Albucasis also realized that irregular or protruding teeth was a big problem for women in his society. He stressed the importance of recognizing these issues early to apply the proper treatment and prevent them from getting worse.
And he was definitely on to something. Dental organizations everywhere, including the American Dental Association and the American Academy of Kids First Pediatric Dentistry, recommend getting dental cleanings twice a year and oral checkups at least once a year.
Regular appointments mean better chances of early recognition.
So, in the name of Albucasis, schedule an appointment with your San Diego dentist to keep up with your oral health!
Leonardo De Vinci’s Contribution to Dentistry
You may not have thought that a timelessly famous artist like Leonardo De Vinci (1452-1519) would’ve had anything to do with dentistry, but his talents go beyond the Mona Lisa.
In addition to his artistic exploits, Leonardo De Vinci was also a scientist.
One of his famous drawings that had a big impact on the field of dentistry is entitled “A Skull Sectioned.” This rendition remains one of the earliest and most accurate descriptions of the skull, teeth, and jaw structure.
According to The Royal Collection at Windsor Castle, in this drawing:
“Leonardo studies the position of the facial cavities in relation to the surface features, and in the left margin, in his typical mirror‐writing, the author discusses the form and number of teeth in the human jaw.”
Although modern dental research proves his drawing to be less accurate than once believed, it most certainly contributed to the progression of dentistry as a whole.
The Father of Orthodontics
This one is a little outside of the medieval period, but because of his incredible breakthroughs in the dental field, we couldn’t leave him out!
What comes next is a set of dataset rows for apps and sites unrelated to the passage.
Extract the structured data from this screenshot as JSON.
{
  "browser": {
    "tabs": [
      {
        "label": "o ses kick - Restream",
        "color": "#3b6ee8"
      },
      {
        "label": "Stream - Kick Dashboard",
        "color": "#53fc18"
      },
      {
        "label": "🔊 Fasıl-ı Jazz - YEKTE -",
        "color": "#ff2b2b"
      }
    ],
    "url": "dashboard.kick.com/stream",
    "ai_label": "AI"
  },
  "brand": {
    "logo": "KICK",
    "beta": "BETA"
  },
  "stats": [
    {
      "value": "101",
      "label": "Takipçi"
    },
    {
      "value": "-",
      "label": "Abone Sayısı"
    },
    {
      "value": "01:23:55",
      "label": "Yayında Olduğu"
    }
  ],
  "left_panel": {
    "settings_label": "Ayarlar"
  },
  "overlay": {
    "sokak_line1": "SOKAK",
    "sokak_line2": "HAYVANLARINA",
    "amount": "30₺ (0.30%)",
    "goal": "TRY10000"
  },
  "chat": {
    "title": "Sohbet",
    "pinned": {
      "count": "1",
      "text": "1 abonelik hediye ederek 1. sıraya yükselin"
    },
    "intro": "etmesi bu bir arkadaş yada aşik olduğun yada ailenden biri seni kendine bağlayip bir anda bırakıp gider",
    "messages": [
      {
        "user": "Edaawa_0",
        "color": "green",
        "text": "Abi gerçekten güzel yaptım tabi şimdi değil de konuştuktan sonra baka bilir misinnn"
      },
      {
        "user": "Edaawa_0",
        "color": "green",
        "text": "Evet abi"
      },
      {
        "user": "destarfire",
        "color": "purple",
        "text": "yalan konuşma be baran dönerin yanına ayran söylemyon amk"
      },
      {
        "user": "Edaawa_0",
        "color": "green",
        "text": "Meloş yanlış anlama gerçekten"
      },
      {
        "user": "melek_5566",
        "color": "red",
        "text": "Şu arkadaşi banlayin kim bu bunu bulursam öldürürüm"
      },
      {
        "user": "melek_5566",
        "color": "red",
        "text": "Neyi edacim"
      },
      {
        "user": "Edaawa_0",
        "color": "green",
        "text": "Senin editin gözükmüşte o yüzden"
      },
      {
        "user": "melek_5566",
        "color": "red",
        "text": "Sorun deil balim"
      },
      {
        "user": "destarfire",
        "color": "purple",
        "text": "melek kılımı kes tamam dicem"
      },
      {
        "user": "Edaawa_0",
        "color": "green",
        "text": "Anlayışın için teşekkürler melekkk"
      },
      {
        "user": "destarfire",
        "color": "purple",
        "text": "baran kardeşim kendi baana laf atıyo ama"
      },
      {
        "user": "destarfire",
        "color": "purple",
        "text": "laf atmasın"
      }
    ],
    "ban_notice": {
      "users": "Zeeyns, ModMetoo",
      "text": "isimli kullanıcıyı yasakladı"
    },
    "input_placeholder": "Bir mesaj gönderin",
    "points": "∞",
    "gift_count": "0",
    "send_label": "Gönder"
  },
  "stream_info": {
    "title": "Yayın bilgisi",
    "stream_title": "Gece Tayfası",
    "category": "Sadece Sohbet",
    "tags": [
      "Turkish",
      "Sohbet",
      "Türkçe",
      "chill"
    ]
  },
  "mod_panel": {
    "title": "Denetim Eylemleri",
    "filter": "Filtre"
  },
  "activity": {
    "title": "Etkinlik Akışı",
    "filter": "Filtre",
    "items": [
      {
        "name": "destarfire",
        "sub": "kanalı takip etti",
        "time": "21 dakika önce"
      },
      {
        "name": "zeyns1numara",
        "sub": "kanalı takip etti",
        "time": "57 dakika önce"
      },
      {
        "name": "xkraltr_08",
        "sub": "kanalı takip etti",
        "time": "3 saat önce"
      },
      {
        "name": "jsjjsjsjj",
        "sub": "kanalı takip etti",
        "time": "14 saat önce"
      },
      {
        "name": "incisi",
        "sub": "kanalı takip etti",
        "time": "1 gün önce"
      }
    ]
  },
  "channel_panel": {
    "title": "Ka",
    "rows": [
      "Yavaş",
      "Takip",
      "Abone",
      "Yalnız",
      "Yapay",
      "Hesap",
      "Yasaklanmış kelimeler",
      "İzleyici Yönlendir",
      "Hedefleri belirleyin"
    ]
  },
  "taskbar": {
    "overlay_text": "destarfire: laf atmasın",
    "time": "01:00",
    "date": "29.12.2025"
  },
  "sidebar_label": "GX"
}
Pierre Fauchard (1679-1761) was a French physician known as “the father of modern dentistry” due to his expansion upon medieval dental practices.
In the dental field, he’s famous for authoring The Surgeon Dentist, the first comprehensive dentistry book.
Published in 1728, the book described the function of oral anatomy, oral pathology, methods for removing decay, ways to restore teeth, the definition of periodontal disease, orthodontics, replacement of missing teeth, tooth transplants…the whole nine yards.
He referred to himself as a “surgical dentist” because, in medieval times, teeth were extracted rather than treated.
Pierre’s major contribution to dentistry was his invention of braces. The earliest versions of his smile-straightening creations were made of gold and fastened to the teeth using silk or waxed linen.
This invention was a crucial milestone that paved the way for the braces we know today and further developments like SmileCorrect Aligners, a more convenient (and see-through) alternative.
Thankfully, Medieval Dentistry is History
At Dental Express, your comfort is important to us, and we do everything in our power to ensure you feel safe and relaxed during your appointment.
Thanks to modern technological advances, we can provide top-notch dental care using state-of-the-art equipment to minimize discomfort and improve your dental health.
If you’re looking for comfortable, budget-friendly dental care provided by a team dedicated to helping you feel confident about your smile, visit one of the six Dental Express locations in San Diego today.
Let’s build your ideal smile together!